Ever wonder how this is possible? You’ve seen it in major sports around the world, from soccer to baseball, the deadly curveball. It’s pretty obvious just looking at it that it has something to do with spin, but how does it actually work? How do you bend it like Beckham?
The simple answer is: you don’t. You bend it like Magnus!
The Magnus Effect
In 1853, the explanation of this spin was first credited to Heinrich Gustav Magnus, thereby the origins of the name “Magnus Effect”.
As we see on the picture above, when an object is moving from right to left with a clockwise spin, the particles are accelerated at the top of the ball and slowed at the bottom. The air (or fluid) breaks away from the surface of the ball, creating a turbulent space behind the ball. The top edge of the ball is revolving away from the direction of movement, so that surface of the ball is moving relative to the air more slowly. That is why the stream of air on that side of the ball (top edge) clings to the surface more, and why the stream of air is deflected downwards. The force pushing the ball down, meaning the air, results in an equal and opposite force on the ball upwards, which is consistent with Newton’s third law: every action has an equal and opposite reaction. This force, perpendicular to the direction of flight, is the Magnus force.
In this case we’re assuming incompressible conditions, so the Bernoulli equation is valid:
The Bernoulli equation states that the total pressure is a constant along the stream of air, v. So, as the top part of the ball is working with the uniform flow and creating the faster velocities and against the flow creates slower velocities, the pressures are different. With a higher velocity at the top, it can be concluded that the pressure at the top of the ball must be lower, and the pressure at the bottom of the ball must be higher, as we see in the image below.
Now this is important, because it is this static pressure difference that generates lift. When you have such a pressure gradient, high pressure moves towards the lower pressure until there is homogeneity. The higher pressure generates a force towards the top of the ball.
This relationship is described through
F = ΔPA
Where ΔP is the pressure difference between the top and bottom, and A is the cross-sectional area of the ball. This example demonstrates how a force can be generated through a pressure gradient, and the principal that explains lift of an airfoil. To determine the lift force from such a case as a spinning ball in a flowing fluid, we use the Kutta-Joukowski lift theorem
L = ρ * v * G
Where L is the lift, ρ is the density of the air, G is the vortex strength. Now, the vortex strength can be determined by
G = 2 * π * r * Vr
Where r is the radius and Vr is the tangential velocity of the sphere. With this equation you can estimate the lift force [Magnus Effect In Duct Flow (J.Batko, C.Clarke, K.Smith)].
What can we use the Magnus Effect for?

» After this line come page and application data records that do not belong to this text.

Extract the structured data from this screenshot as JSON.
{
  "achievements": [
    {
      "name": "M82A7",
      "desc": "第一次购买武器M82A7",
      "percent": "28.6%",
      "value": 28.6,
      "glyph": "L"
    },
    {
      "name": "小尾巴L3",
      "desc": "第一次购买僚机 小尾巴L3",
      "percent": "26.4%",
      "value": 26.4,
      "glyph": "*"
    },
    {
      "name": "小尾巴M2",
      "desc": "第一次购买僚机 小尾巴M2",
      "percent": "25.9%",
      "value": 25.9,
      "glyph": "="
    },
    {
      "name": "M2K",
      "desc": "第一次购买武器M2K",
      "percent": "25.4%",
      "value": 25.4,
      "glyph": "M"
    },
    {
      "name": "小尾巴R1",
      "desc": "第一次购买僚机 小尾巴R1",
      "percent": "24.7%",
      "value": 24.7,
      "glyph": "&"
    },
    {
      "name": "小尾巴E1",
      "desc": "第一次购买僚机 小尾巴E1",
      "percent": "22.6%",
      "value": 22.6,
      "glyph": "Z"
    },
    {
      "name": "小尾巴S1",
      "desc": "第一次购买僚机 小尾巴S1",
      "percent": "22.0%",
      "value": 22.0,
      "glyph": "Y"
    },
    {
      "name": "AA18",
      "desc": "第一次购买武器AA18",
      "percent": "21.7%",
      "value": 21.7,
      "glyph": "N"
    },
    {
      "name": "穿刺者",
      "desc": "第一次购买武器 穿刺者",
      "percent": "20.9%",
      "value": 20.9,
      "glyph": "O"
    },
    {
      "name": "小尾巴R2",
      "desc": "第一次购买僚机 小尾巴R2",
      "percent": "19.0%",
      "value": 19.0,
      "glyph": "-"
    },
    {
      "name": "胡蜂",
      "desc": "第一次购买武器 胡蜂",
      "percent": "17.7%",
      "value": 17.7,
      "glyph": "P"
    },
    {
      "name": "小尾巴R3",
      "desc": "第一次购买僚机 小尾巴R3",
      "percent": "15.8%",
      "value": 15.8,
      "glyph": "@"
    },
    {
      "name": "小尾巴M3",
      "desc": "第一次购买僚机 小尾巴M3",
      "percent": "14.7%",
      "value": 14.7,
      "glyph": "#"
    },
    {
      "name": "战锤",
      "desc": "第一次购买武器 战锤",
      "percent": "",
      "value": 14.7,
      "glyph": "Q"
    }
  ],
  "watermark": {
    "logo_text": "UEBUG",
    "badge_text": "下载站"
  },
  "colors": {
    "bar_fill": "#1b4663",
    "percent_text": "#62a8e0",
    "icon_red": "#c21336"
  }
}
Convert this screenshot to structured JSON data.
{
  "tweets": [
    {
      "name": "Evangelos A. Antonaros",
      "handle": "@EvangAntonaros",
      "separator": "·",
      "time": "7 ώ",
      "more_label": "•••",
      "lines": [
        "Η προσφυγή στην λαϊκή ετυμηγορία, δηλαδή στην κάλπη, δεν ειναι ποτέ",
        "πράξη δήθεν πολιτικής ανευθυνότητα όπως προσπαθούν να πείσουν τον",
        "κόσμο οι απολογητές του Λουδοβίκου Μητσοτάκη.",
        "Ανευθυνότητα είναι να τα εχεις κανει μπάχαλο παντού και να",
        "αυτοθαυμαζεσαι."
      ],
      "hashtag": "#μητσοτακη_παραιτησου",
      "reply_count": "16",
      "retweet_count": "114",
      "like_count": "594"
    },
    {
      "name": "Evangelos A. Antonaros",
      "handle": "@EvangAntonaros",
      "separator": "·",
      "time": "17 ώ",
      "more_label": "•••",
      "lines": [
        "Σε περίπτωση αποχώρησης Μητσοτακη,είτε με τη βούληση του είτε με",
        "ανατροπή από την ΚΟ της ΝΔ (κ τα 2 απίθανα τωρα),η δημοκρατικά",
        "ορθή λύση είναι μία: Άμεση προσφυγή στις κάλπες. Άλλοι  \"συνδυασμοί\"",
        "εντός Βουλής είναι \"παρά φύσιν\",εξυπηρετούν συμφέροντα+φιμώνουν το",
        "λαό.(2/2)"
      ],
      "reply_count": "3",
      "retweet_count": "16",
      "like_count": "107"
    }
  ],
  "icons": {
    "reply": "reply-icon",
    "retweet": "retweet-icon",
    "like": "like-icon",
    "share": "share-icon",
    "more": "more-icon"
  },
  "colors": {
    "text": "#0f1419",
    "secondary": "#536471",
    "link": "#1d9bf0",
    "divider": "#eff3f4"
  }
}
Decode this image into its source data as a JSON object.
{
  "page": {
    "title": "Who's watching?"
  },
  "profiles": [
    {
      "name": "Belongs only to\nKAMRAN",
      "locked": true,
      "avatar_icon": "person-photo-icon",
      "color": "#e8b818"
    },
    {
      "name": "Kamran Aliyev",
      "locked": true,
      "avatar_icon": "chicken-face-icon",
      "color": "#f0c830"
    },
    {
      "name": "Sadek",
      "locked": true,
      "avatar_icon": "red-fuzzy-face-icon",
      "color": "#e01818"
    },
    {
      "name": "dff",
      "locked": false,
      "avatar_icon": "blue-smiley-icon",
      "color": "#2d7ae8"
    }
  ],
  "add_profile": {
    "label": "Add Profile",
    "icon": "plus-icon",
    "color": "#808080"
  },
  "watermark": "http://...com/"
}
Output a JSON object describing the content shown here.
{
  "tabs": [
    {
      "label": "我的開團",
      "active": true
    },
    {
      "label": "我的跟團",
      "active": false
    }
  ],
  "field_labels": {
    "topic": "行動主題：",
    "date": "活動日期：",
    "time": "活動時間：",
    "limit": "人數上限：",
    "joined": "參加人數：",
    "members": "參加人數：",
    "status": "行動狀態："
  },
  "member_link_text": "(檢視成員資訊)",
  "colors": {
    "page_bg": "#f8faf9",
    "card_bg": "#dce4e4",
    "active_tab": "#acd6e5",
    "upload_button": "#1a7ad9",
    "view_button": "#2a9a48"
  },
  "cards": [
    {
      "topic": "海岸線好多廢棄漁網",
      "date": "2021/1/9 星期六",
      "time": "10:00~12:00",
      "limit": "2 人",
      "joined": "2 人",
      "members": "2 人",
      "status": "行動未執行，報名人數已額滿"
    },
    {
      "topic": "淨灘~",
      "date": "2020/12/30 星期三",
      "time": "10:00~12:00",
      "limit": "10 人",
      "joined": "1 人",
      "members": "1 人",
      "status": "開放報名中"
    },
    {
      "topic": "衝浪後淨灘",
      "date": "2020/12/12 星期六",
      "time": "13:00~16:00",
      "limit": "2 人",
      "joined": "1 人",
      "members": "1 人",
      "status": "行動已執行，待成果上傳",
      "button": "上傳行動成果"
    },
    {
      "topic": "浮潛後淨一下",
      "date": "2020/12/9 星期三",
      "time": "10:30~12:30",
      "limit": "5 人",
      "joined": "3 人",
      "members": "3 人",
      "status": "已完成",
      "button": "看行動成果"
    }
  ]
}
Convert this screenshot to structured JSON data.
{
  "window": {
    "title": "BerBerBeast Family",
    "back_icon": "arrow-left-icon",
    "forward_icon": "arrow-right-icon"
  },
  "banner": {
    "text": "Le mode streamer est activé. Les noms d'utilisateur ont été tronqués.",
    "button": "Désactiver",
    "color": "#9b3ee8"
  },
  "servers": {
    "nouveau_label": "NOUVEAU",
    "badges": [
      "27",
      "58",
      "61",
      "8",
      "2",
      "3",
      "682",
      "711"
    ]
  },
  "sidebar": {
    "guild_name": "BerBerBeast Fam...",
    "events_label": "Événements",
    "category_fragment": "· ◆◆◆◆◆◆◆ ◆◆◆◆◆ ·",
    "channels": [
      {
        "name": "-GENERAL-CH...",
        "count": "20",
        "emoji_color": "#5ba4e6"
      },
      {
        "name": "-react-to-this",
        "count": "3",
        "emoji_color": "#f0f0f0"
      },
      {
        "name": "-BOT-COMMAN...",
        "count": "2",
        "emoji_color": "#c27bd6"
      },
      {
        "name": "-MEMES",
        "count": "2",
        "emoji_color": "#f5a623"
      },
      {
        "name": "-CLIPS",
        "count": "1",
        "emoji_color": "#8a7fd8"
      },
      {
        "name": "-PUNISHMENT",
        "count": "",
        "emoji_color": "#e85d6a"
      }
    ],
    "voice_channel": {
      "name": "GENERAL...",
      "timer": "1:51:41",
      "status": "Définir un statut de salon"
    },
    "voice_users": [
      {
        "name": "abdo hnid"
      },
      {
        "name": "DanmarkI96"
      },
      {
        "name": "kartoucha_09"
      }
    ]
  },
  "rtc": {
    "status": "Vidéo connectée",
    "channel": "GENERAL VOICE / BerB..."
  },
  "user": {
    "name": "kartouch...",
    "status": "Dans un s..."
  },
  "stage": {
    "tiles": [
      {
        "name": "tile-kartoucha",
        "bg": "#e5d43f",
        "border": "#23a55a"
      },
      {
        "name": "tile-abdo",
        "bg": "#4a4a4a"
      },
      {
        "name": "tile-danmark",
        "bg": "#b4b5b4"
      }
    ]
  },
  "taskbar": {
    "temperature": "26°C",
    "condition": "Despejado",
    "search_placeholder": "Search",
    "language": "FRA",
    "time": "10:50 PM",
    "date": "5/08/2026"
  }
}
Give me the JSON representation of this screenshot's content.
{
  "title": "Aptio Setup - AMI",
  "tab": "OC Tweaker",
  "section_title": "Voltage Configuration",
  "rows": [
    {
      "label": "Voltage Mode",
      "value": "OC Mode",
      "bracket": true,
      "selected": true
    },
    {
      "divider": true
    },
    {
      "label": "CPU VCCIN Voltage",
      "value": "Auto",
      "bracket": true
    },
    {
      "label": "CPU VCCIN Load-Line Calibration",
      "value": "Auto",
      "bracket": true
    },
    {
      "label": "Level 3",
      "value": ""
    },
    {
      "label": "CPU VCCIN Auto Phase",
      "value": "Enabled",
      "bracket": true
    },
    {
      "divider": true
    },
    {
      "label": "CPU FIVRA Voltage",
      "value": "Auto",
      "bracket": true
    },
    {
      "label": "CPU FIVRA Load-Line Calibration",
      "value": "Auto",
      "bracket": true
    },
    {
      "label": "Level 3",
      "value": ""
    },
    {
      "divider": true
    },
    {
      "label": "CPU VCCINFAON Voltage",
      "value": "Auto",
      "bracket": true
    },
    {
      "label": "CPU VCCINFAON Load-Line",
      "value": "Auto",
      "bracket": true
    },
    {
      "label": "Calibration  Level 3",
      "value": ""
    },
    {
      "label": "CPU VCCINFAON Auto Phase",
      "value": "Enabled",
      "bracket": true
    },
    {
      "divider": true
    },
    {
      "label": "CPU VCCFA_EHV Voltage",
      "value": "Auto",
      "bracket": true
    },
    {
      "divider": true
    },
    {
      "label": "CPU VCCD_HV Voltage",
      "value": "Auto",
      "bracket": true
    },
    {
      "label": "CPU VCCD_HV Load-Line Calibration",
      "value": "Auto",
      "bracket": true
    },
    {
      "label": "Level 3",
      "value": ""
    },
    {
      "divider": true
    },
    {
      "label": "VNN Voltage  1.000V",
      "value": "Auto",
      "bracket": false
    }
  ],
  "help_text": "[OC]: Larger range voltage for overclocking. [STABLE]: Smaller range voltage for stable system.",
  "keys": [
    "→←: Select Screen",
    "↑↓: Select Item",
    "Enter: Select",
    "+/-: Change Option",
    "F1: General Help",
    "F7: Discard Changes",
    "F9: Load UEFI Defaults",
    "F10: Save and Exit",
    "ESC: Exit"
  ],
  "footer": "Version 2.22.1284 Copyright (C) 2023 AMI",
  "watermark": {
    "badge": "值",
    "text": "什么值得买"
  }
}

There has been lots of creative ideas for using the Magnus effect in our everyday lives. In 1920’s, Anton Flettner came up with the idea (with others) to replace the sail of a vessel with rotors. In a cross wind, it was hypothesized that the Magnus effect would produce a thrust many times that of an equivalent sail area [A review of the Magnus effect in aeronautics, Jost Seifert].
You should maybe not try this at home.